So suddenly you’re home — or going to wedding in May, instead of getting on the plane to play the Padres. You didn’t see it coming. Or, more likely, you knew it was coming one day, just not today. But when a star like Gary Sheffield walks into the locker room, someone has to leave.

There was no front-page story on Marlon Anderson’s change in contract status (or, in his case, “designation for assignment,” a.k.a. back to the minors). There is no blown-up Internet splash page outlining his career. He’s been known as “The Iceman” coming off the bench. He could sit on the pine for days, then walk into the batter’s box against the game’s best closers and get a hit. He beat the unbeatable Padres closer Trevor Hoffman in one game in 2007 and helped get the Dodgers into the playoffs.

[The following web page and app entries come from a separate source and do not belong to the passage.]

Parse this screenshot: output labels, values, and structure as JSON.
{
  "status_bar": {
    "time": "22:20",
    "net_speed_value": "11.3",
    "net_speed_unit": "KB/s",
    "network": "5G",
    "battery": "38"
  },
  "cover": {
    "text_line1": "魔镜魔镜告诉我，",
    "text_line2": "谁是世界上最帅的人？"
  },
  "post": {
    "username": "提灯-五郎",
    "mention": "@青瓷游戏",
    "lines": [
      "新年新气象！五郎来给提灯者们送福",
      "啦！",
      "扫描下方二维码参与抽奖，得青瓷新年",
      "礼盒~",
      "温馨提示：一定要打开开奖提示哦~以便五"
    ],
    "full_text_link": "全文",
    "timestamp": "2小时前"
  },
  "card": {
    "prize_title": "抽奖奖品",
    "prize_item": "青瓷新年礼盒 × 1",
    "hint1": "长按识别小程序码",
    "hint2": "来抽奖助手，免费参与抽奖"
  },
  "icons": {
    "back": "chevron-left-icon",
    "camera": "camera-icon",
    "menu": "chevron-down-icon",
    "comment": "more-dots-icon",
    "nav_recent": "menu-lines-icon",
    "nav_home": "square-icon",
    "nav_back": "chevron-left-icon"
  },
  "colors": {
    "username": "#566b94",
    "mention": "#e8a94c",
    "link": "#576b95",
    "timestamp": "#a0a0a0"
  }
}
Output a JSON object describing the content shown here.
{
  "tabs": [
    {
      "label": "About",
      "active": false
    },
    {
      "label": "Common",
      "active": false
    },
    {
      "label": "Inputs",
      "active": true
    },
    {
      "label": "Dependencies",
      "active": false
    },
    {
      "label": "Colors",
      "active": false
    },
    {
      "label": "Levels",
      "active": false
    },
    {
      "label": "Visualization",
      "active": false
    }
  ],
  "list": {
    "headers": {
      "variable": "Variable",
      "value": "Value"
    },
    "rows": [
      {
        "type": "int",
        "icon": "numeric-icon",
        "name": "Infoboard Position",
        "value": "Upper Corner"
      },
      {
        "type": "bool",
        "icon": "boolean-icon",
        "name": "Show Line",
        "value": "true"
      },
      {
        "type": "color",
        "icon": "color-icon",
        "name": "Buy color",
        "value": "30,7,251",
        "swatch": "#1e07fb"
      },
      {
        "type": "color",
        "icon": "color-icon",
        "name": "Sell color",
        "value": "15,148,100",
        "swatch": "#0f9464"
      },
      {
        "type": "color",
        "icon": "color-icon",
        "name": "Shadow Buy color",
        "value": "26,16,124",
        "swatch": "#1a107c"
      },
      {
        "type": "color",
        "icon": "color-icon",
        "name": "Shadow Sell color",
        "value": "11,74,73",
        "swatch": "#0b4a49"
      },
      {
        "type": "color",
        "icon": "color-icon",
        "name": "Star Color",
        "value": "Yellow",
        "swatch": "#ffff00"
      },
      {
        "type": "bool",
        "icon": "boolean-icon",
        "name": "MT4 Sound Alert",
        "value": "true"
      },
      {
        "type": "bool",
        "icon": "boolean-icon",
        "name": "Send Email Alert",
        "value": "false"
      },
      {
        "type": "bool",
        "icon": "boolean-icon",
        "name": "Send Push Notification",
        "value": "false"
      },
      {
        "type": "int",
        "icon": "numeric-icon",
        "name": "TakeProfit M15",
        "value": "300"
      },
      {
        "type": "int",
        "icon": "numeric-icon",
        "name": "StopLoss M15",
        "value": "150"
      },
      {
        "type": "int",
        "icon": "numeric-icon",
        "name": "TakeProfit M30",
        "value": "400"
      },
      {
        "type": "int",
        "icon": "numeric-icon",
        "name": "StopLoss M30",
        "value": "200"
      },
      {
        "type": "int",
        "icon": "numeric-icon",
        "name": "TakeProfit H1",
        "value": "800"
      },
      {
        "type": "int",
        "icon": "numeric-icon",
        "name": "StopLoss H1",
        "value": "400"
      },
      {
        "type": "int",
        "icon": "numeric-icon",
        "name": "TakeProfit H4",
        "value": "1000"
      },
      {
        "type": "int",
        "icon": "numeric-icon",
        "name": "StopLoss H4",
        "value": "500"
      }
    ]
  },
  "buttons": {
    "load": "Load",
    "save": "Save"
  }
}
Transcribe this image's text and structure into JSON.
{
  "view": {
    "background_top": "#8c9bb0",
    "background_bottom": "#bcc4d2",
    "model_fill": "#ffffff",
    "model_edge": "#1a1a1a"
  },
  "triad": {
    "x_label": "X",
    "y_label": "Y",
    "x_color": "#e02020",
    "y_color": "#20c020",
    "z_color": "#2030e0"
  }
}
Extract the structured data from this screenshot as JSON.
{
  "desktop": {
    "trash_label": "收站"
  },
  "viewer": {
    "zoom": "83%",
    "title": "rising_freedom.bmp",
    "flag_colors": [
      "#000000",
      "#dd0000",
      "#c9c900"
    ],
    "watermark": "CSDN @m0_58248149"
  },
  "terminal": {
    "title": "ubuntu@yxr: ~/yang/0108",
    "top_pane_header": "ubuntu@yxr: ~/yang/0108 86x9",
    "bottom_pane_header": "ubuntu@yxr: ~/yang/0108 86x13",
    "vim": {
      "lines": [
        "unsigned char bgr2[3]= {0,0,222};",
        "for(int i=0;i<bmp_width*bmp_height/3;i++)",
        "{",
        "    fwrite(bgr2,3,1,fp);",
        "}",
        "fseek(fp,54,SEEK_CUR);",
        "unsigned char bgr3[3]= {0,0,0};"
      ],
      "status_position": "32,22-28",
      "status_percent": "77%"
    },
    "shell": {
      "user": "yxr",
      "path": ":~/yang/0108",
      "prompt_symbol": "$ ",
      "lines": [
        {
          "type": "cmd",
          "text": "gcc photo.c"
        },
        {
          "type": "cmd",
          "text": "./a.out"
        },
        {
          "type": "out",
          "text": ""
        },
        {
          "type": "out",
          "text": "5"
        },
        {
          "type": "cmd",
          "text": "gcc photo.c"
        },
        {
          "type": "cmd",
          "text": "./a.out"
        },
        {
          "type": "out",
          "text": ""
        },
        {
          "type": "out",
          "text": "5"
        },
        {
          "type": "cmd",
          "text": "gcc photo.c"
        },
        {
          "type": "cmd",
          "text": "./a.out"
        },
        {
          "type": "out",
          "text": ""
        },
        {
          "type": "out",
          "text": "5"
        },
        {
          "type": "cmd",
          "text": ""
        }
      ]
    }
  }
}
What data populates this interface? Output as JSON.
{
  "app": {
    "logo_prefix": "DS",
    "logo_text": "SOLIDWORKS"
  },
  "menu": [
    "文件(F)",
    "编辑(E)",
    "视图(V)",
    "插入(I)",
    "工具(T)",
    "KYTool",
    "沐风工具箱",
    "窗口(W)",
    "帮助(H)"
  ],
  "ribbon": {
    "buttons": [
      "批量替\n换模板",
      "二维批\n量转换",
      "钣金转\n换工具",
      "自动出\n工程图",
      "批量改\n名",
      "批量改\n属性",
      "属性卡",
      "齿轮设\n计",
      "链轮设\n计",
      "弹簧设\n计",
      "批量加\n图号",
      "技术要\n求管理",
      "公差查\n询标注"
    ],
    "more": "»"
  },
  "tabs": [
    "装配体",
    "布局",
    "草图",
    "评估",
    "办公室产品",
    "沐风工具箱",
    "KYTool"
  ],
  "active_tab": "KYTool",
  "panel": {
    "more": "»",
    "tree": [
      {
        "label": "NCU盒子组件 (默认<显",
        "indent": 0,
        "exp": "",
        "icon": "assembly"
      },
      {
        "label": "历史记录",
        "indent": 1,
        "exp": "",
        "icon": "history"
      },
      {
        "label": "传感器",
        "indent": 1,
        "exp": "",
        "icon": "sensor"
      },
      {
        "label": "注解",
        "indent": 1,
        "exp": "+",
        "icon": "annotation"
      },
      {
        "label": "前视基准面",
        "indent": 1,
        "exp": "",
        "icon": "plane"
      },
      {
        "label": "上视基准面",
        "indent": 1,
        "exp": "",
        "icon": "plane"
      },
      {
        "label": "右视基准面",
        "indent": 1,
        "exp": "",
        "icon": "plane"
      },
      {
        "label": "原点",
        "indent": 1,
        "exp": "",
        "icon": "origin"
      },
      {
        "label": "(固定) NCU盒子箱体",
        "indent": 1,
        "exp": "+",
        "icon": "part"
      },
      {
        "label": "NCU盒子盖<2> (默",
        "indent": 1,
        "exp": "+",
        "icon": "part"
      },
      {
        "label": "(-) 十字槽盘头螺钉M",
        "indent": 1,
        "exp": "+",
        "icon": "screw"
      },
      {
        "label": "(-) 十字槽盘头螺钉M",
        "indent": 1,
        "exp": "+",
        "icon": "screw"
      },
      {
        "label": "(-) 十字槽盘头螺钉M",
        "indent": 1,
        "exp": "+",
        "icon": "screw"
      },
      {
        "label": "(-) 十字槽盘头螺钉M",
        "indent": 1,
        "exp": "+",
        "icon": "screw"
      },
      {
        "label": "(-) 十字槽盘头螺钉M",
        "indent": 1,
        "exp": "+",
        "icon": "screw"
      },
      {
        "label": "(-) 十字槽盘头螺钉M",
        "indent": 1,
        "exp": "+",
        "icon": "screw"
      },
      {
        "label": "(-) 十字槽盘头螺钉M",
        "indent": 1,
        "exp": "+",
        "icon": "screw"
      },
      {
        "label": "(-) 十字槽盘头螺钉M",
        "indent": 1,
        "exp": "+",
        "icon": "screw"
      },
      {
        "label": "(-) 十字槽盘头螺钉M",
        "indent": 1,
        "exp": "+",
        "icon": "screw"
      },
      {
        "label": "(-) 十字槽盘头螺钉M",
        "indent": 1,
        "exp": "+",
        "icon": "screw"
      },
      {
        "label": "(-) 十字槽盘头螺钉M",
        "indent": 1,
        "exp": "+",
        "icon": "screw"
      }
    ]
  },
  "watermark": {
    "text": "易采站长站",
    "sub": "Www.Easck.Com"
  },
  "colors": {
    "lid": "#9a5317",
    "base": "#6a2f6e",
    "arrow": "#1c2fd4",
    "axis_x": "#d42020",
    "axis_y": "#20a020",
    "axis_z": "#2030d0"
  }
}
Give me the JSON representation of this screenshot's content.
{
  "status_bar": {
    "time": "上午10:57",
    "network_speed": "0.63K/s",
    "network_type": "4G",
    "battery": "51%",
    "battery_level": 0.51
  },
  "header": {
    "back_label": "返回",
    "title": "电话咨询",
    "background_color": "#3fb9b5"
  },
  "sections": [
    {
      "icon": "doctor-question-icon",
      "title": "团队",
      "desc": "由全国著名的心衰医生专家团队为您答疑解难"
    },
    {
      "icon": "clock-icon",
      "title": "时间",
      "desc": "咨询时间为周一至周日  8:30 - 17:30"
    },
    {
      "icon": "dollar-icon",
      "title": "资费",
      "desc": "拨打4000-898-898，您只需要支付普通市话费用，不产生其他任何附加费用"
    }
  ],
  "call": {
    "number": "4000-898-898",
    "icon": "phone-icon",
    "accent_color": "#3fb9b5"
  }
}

Most players in this game just fade away. There is no fanfare. You probably didn’t hit a game-winning home run in the World Series and announce your retirement at a press conference. One day you are employed, the next day you aren’t. Maybe the phone rings a week later offering you a Triple-A job, or a gig in Korea, but it is quite possible that you may never put on a major league uniform again. Wow.

Then you join the “Whatever Happened To” list that fans bring up at parties during the playoffs. Little do they know that you are asking yourself the same question. It was the fastest change you ever experienced in the game. The Phillies’ Jimmy Rollins said it well: “While you are playing, you are young, when you stop, you are old.”

By the time I meet Marlon for lunch this week, he may have signed a contract with a new team. I would say, even, that it is likely, given that he has become one of the game’s premier pinch hitters over the last few years. But that is his gift and his curse. Teams want him for a boost into the playoffs, but they also label him as a guy who can’t help in other areas of the game.

I am hopeful that he will have to cancel lunch.

For now, he has to wait. The phone will ring. He will have to weigh what may be an offer he can’t refuse if he wants to stay in rhythm. Maybe it’s back to the minors for the first time in almost a decade. Or maybe there’s only a dial tone, signaling the forced retirement that dawns upon unsuspecting major leaguers in denial. When your dream of “making it” in the big leagues became a reality, you enter this dreamland in full uniform, but when the alarm goes off, you wake up in street clothes.

Sheffield will probably play long enough to pass a few more names on that all-time home run list, and he’ll be recognized for everyone he leapfrogs — as he should be. But I would venture to say that during the time it takes for him to pass each legend, 10 more players are unknowingly heading home for good — or, maybe, to a wedding.

RedEye
04-27-2009, 12:46 PM
I like Glanville's column, too. Actually makes me a bit jealous that a guy who played professional baseball is also such a talented writer.

Hap
04-27-2009, 04:52 PM
Couldn't the Reds use a veteran LHPH whom could fill in at 2B and LF?

redsmetz
04-27-2009, 08:21 PM
Couldn't the Reds use a veteran LHPH whom could fill in at 2B and LF?

He's even played a little first base. Who is our back up at 1st?

Hap
04-28-2009, 05:13 PM
Who is our back up at 1st?

If can't remember if it's Rich Aurilia or Jeff Conine or Javy Valentin this year.

Big Klu
04-28-2009, 06:33 PM
Who is our back up at 1st?

I would guess that Ramon Hernandez is the backup 1B.